I was sitting around the other day discussing triglycerides and complex carbohydrates with my wife when it occurred to me that chamomile tea would probably never replace the simple martini.
The reason we were on the subject is that I have undertaken a special diet which, it is said, may add 10 years to my life. I am not sure, however, it will be the kind of life worth living.
I have entered the program not to join the parade of skinny old men shuffling through Santa Monica, clinging to life by a thread as tenuous as a strand of linguine, but to get my heart back into the shape it ought to be.
There is nothing like the fear of death to draw one's attention to good nutrition. So follow along as we witness the pathetic decline of a lusty gourmand into the gray world of plain gelatin and buckwheat flour.
The diet basically reduces to a minimum the fats and cholesterol-causing foods at my table. Should a cow accidentally wander into the kitchen, I am to kill it instantly and burn the carcass.
Cows in any form, to hear my dietitian tell it, are a part of my past.
A typical dinner menu under the prevailing stringent conditions, for example, will allow me the following for a lip-smacking meal:

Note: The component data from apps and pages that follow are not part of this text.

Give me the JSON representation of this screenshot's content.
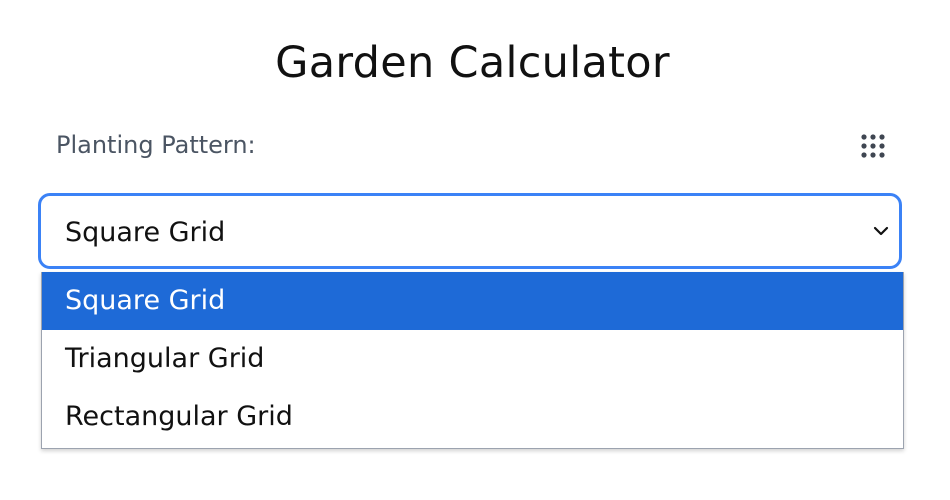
{
  "title": "Garden Calculator",
  "pattern_field": {
    "label": "Planting Pattern:",
    "icon": "grid-dots-icon",
    "selected_value": "Square Grid",
    "options": [
      "Square Grid",
      "Triangular Grid",
      "Rectangular Grid"
    ],
    "highlighted_index": 0
  },
  "colors": {
    "focus_border": "#3b82f6",
    "highlight": "#1e6ad7",
    "text": "#111111",
    "label": "#4b5563"
  }
}
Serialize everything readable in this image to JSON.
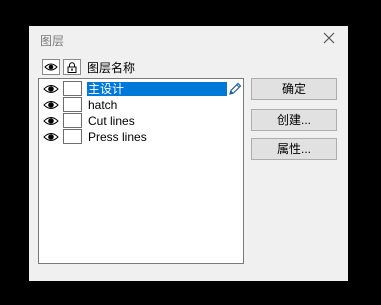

One-half cup of skim milk, three small servings of vegetables, one small apple, one ear of corn and 3.5 ounces of fish.
If I am still hungry after that, as surely I will be, I may indulge in "a fun little rice cracker" for nutrition and, I suppose, for laughs.

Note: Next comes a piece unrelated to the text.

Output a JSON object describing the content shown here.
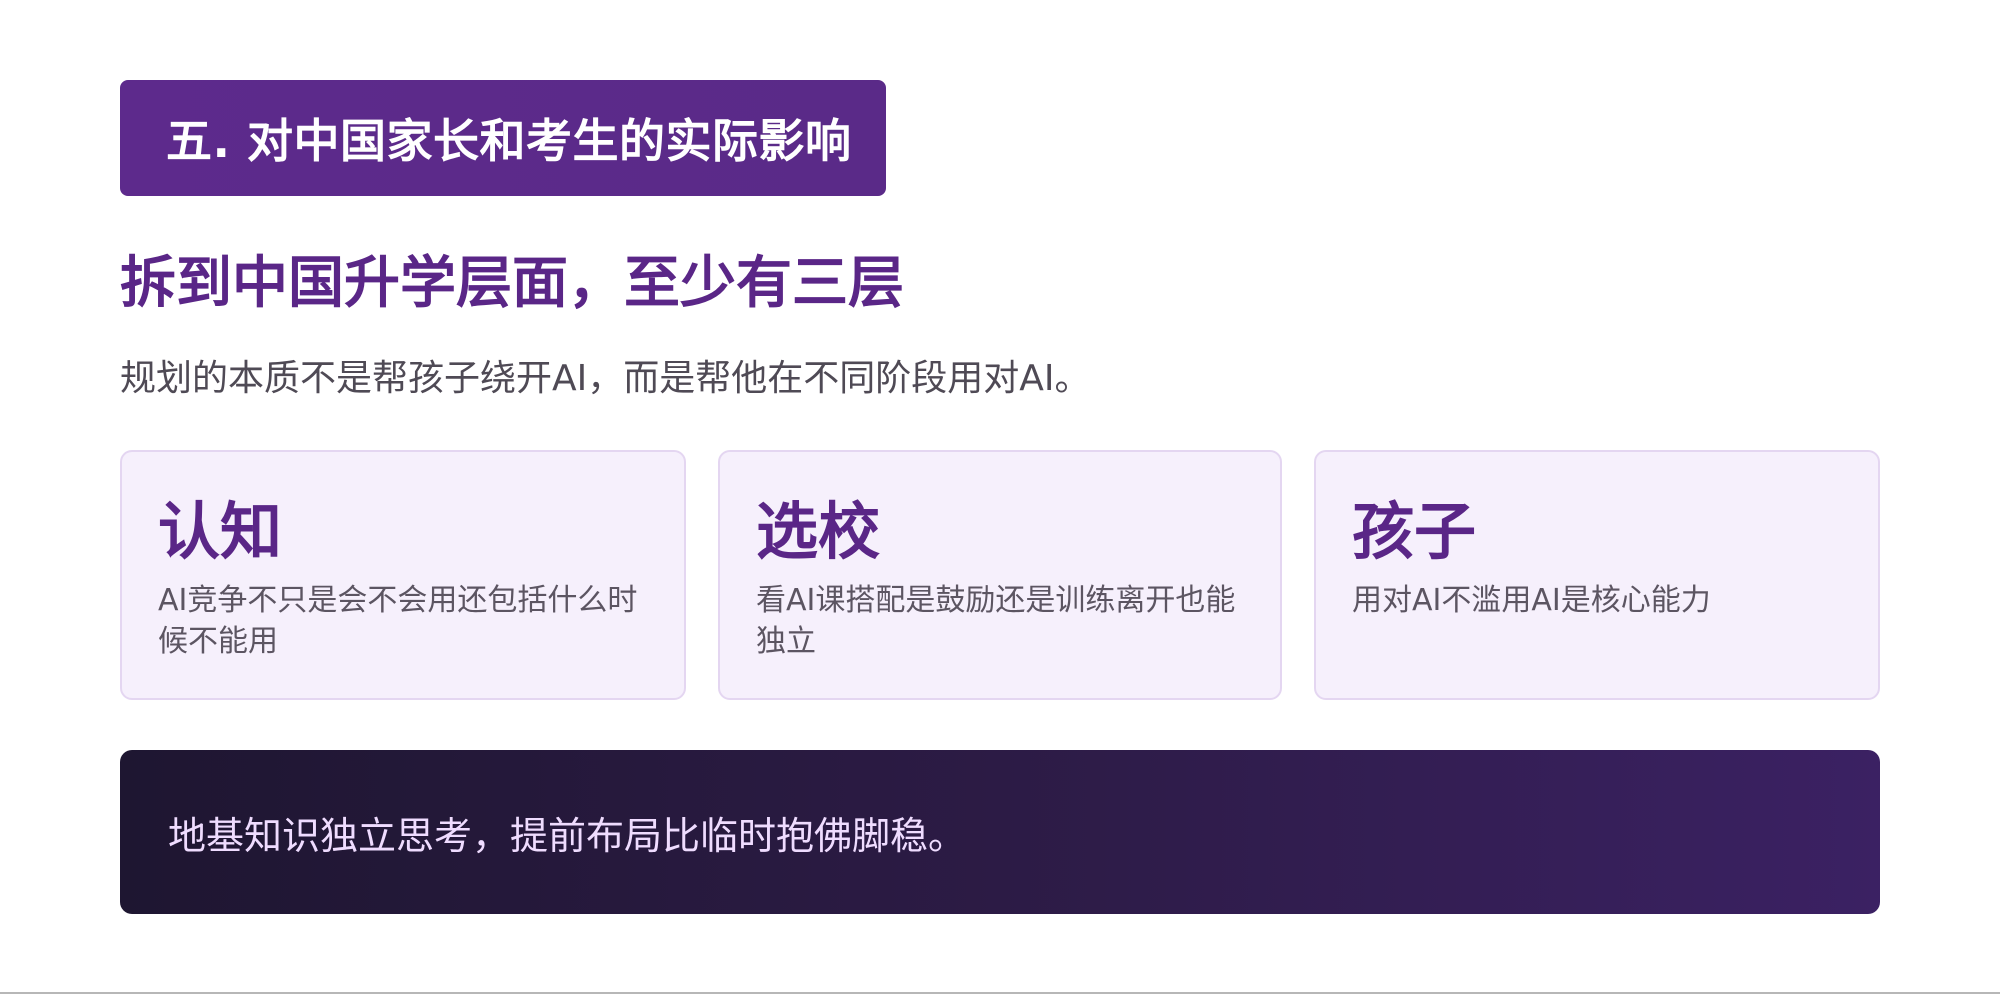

I have managed to avoid that so far, sparing myself fun with a rice cracker until a more desperate time.
My metabolism, meanwhile, is fueled by a precise blend of proteins, complex carbohydrates, fruits, vegetables and fat-free dairy products in such fine balance that I am afraid to tamper with it.
I don't know what would happen, for instance, if I had two complex carbohydrates and no fruit at one meal. I might explode.
The possibility is haunting. The other day I was about to sit down to a bowl of delicious cardboard-flavored vegetarian chili and lima beans cooked in rain water when I suddenly began to wonder, God help me, if my chili was clashing with my lima beans.
It's sad to see a grown man accustomed to the hearty enjoyment of poitrine de veau abruptly in a panic over his vegetarian chili, but there I was going down a list of food-exchanges on a card from my pocket to see if the nutritional balance was proper.
"Easy," my wife said, when she noticed I was beginning to perspire.
"Easy, hell," I said. "I may be creating deadly chemistry in my body by mixing chili and lima beans."
"You're over-reacting to a simple program of nutrition."
"There is nothing simple about this diet," I said. "I am supposed to have green sapsago cheese and no sorbitol or manitol." I leaned closer. "I don't even know what sorbitol and manitol are."
"Poor dear," she said.
I have committed myself to this Spartan existence for a month and have pretty much abided by the unforgiving menu, with the possible exception of last night when I said to hell with my triglycerides and drank a dry vodka martini. Well, actually, two. And I didn't feel the least bit guilty about it.
My poor attitude strikes at the very core of the program.
I was warned at its outset that the most important part of the regimen is a positive mental approach.
"That," my wife said later, "is going to be your Achilles' heel."
Possibly. For example, I am emotionally incapable of carrying a can of unsweetened baby food or a "grain beverage," whatever that is, to a restaurant in order to maintain my program of good nutrition while dining out.
I am further incapable of "speaking up with appropriate restaurant suggestions when in a group," insofar as those suggestions might encompass a cheerful call for cooked Wheatena or another round of unsalted eggplant.
I'd rather eat coyote than eat eggplant.
However, I do understand the importance of good food at this faltering stage in my life, so a plate of Chinese cabbage, cooked celery and unflavored broccoli will do me no harm, though I must remember to go easy on foods containing oxalic acids.
There is no point in a healthy heart if I OD on beet greens.
Nevertheless, I have, as I mentioned, remained reasonably true to my health program with that one slippage into the ugly swamp of vodka and vermouth.
We were in the bar at the Beverly Wilshire hotel.
"You're ordering a martini?" my wife asked, surprised.
"Right," I said. "But, and this is important, no olive. The olives are deadly."
"Booze is deadly."
"All right," I said, "I'll have a martini, you have chamomile tea."
She thought about that for a moment and then said, "One margarita, with salt, hold the straw."
We had such a hell of a good time, we skipped the rice crackers.